But which camp has the right approach?

Jeffrey Molitor, the chief investment officer in Europe for Vanguard Asset Management, says the universe of active investors and managers who can outperform the market over a long period of time is very small.

Many have bad years, Mr Molitor argues, when they pick poor performing assets. Also, many mutual-fund managers do not run money for periods as long as investors might want. If you're a 25-year-old investor and you're saving for a pension, then there are very few - if any - mutual funds you can invest in that will have the same manager for the 40 years until you retire.

"The one thing for certain is that fees are higher if you invest in a mutual fund that is actively managed or if you're an individual who buys and sells assets," Mr Molitor says.

According to his company's research, investing in mutual funds run by active managers will be, on average, 1 per cent more expensive each year than passive investing. "That's a big difference in return over 25 years," Mr Molitor says.

Even if you take out expenses, the data says that the aggregate of professional managers underperform the market, he says. "That's not to say there are not good managers and there are not inefficiencies to be exploited, it's just difficult to do."

Gordon Murray and Daniel Goldie's advice in The Investment Answer is to hire a financial adviser who pays a fee, rather than one who receives an ongoing commission from an insurance-plan provider.
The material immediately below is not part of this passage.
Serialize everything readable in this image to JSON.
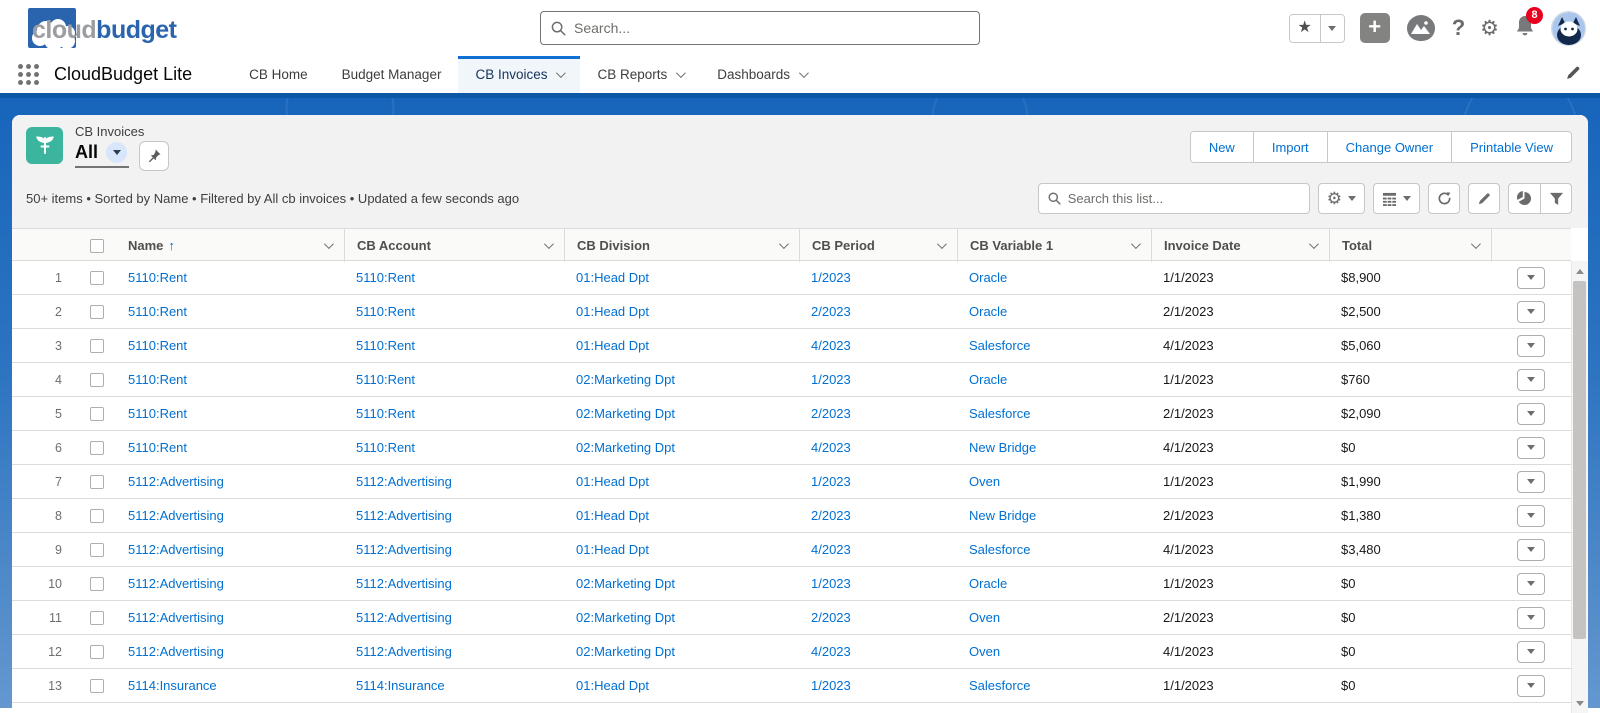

Then split up your money between stocks and bonds - domestic and foreign - and gain exposure to these through index-tracking funds.

According to financial advisers, most savings products in the UAE only offer investments in actively managed funds through insurance companies. These products generally pay the adviser an ongoing commission, which they would not receive if they recommended clients buy ETFs through a bank or online broker.

For high-net-worth individuals, Mr Kellerher says, it's a "no brainer" to invest in an ETF for a developed market. "You might think that investing passively through ETFs is best," he says. "But you still need to decide how to allocate those ETFs into which assets and indices, so this is where an adviser can help."

"At the end of the day, I'm an active allocator," Mr Truong says. "But I will pick passive investments for my clients because they are a saving in terms of price.

"I don't think emerging markets are efficient, so I would pick actively managed funds here. I'd use ETFs for core holdings in global developed market."